*Task prompt*: Within the records, which lines hold the string "this"? Report each one by copying it.
======== Data ========
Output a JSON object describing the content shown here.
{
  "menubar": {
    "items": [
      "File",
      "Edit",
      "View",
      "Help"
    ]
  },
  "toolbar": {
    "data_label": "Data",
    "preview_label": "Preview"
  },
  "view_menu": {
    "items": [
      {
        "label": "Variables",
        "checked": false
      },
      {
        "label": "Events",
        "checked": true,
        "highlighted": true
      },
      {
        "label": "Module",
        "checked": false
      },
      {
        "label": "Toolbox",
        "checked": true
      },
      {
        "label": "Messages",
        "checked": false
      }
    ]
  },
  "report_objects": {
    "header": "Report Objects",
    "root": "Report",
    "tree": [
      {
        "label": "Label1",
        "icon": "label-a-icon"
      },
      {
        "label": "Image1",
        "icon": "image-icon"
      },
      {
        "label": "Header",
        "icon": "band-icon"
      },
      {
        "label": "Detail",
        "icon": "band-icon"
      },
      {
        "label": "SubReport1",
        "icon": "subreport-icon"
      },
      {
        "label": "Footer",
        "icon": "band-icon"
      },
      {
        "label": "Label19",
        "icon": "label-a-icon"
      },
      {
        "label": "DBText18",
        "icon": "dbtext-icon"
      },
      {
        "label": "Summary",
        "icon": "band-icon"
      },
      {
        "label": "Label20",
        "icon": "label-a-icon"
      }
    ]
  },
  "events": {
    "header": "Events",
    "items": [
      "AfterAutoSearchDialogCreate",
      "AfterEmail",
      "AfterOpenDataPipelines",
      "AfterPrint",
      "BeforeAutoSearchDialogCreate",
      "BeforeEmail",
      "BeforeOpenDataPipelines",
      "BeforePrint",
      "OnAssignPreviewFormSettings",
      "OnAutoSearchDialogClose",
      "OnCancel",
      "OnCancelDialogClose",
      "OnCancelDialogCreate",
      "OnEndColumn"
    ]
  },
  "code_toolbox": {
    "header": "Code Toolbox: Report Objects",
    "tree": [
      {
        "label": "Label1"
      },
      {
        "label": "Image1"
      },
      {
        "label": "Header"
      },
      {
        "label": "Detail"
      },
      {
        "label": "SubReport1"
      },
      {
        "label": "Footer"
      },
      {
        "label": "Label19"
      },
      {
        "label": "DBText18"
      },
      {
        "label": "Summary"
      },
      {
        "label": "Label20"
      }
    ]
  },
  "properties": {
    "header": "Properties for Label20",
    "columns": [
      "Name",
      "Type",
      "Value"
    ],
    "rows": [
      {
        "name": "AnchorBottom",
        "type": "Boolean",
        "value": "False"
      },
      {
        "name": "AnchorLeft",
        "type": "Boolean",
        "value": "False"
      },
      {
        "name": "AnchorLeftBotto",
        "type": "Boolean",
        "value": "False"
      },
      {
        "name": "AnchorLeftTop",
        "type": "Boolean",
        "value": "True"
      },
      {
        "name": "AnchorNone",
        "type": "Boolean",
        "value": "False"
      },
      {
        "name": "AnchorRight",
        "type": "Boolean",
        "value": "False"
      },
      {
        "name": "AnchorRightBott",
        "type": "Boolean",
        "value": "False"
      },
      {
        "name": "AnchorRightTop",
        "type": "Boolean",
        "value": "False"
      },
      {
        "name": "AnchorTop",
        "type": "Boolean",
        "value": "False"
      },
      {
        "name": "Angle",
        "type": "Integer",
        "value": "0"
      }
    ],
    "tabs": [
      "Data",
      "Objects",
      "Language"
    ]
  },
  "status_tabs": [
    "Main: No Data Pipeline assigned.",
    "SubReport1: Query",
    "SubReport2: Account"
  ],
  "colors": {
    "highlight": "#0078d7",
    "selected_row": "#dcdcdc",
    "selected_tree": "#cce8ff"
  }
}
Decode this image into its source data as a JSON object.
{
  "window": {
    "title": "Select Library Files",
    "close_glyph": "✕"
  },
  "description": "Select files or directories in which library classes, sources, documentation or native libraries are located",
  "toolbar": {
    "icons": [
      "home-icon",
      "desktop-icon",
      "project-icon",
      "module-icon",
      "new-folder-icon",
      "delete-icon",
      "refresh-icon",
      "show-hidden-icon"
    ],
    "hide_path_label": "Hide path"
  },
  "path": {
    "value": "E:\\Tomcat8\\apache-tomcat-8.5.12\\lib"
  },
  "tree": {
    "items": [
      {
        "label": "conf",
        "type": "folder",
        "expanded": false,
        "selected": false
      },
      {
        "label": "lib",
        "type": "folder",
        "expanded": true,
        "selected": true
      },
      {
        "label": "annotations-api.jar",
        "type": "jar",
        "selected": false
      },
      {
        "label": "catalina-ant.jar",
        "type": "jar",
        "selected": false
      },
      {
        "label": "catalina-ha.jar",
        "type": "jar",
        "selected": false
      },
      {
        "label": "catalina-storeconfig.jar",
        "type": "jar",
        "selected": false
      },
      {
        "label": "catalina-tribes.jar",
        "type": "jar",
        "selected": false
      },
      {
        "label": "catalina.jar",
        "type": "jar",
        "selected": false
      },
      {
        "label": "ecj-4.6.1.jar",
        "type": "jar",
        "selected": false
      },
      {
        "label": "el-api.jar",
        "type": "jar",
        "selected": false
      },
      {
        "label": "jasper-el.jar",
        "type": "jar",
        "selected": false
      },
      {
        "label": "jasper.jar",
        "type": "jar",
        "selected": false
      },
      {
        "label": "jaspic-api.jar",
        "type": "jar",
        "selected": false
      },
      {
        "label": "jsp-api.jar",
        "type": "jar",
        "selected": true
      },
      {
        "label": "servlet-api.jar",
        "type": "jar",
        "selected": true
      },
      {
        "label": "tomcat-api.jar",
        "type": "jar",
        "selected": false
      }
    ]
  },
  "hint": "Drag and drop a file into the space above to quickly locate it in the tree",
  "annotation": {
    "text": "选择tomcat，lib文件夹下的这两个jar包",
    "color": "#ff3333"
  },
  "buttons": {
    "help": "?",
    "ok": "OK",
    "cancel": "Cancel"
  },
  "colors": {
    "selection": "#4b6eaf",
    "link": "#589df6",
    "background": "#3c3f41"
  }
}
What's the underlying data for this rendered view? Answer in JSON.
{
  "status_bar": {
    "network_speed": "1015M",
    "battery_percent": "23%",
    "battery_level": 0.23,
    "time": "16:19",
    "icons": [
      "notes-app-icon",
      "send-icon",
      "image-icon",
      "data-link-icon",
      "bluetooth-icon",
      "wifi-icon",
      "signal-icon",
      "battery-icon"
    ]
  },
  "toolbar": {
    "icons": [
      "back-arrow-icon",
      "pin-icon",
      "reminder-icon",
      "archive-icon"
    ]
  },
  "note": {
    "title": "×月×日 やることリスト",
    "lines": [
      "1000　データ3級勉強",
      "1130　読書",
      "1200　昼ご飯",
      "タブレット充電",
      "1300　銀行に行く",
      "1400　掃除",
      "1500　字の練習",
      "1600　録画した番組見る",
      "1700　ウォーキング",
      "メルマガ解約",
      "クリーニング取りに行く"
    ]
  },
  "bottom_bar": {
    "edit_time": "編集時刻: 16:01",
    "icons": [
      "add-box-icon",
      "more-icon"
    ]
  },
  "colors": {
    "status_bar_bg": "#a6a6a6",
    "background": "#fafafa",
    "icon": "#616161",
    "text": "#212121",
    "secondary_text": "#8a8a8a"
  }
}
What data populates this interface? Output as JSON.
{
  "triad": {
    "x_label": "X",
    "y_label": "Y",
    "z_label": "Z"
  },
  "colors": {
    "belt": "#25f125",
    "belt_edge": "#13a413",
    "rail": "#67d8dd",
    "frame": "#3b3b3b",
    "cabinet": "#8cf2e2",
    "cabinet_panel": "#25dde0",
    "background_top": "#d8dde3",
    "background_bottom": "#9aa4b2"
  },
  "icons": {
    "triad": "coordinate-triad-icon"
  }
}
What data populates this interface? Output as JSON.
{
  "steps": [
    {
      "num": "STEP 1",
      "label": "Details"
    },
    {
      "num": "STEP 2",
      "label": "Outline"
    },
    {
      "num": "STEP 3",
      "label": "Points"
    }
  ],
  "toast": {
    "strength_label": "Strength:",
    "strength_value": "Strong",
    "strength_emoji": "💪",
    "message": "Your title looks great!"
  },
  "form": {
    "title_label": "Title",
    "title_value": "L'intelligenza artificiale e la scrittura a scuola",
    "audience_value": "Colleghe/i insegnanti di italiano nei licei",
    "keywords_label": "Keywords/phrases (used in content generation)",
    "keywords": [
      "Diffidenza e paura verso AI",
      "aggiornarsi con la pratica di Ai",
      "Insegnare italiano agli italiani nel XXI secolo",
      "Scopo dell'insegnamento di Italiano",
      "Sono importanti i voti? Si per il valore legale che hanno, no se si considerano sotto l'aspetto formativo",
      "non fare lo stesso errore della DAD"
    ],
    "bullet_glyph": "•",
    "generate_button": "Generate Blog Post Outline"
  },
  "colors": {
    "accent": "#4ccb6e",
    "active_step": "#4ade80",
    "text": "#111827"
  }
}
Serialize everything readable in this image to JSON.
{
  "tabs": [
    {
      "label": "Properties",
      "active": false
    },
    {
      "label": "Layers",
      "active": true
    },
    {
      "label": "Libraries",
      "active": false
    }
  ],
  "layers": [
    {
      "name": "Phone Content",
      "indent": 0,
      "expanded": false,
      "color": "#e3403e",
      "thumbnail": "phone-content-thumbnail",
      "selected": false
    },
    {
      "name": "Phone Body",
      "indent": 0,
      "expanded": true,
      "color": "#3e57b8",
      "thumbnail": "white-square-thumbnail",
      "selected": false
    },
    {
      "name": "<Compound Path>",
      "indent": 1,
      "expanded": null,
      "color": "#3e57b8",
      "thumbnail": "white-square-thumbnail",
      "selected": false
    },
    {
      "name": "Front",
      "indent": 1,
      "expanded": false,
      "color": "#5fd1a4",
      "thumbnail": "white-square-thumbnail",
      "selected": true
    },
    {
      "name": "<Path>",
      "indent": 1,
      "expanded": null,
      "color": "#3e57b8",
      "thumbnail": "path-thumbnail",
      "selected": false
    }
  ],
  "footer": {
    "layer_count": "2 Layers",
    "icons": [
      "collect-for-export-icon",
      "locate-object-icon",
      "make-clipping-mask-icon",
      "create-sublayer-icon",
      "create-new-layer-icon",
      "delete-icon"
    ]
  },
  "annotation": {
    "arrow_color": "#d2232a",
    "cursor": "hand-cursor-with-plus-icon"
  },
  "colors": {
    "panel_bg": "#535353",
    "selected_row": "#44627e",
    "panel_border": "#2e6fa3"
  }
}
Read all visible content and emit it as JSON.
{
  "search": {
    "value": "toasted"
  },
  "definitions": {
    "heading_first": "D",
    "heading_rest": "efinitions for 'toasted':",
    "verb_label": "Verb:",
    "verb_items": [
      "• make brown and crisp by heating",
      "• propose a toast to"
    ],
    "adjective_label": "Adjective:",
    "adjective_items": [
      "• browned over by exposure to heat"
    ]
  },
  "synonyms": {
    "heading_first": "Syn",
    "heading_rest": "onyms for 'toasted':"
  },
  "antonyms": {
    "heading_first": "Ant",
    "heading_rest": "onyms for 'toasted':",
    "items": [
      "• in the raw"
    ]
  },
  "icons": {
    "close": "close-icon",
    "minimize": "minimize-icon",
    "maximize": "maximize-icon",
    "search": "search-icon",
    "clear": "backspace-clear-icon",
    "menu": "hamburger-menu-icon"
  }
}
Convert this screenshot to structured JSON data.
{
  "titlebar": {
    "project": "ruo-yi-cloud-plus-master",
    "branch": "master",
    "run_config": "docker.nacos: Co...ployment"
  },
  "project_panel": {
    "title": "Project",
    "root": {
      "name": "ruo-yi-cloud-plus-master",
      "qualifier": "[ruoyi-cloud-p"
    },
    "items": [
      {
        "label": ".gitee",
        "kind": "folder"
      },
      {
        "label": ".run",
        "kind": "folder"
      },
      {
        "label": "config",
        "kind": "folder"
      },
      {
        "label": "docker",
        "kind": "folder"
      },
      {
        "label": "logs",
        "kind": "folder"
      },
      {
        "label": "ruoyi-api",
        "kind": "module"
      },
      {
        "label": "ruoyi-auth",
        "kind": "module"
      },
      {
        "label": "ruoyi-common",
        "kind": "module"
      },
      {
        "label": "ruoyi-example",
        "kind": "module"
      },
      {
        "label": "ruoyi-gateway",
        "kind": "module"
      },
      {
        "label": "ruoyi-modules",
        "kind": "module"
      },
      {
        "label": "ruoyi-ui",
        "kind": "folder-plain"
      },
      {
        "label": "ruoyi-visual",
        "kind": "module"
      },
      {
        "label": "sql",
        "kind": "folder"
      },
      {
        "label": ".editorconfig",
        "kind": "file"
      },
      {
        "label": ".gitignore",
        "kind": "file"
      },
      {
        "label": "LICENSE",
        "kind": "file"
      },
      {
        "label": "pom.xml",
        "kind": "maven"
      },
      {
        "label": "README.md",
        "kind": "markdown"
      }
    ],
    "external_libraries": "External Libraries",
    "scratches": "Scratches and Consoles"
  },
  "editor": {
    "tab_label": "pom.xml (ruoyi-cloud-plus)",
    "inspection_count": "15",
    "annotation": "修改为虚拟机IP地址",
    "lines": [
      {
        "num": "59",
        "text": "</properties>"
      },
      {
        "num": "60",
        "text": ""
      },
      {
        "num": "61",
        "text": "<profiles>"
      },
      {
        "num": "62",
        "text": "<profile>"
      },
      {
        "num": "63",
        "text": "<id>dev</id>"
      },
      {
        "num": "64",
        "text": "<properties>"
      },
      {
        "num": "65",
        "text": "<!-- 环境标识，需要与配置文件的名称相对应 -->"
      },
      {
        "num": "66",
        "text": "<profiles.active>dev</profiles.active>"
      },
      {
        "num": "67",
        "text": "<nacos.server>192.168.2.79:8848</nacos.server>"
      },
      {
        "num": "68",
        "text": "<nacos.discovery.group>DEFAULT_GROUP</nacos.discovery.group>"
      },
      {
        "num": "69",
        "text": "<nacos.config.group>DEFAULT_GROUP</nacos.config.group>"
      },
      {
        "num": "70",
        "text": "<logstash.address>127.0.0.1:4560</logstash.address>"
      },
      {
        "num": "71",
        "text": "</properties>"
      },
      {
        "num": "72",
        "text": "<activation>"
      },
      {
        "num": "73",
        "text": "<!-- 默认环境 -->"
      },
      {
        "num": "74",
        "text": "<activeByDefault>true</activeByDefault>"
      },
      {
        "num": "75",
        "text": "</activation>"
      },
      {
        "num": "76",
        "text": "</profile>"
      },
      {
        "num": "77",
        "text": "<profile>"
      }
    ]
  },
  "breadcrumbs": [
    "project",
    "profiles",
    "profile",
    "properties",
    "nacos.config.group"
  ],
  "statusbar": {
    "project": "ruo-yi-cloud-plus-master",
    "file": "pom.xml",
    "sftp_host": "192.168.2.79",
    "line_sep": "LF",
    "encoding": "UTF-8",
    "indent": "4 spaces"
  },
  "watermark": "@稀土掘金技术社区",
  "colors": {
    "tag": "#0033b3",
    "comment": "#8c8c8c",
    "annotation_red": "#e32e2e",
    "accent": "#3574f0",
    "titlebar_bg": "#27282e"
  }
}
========
*Reply to the task*:
Decode this image into its source data as a JSON object.
What's the underlying data for this rendered view? Answer in JSON.
What data populates this interface? Output as JSON.
What data populates this interface? Output as JSON.
Serialize everything readable in this image to JSON.
Convert this screenshot to structured JSON data.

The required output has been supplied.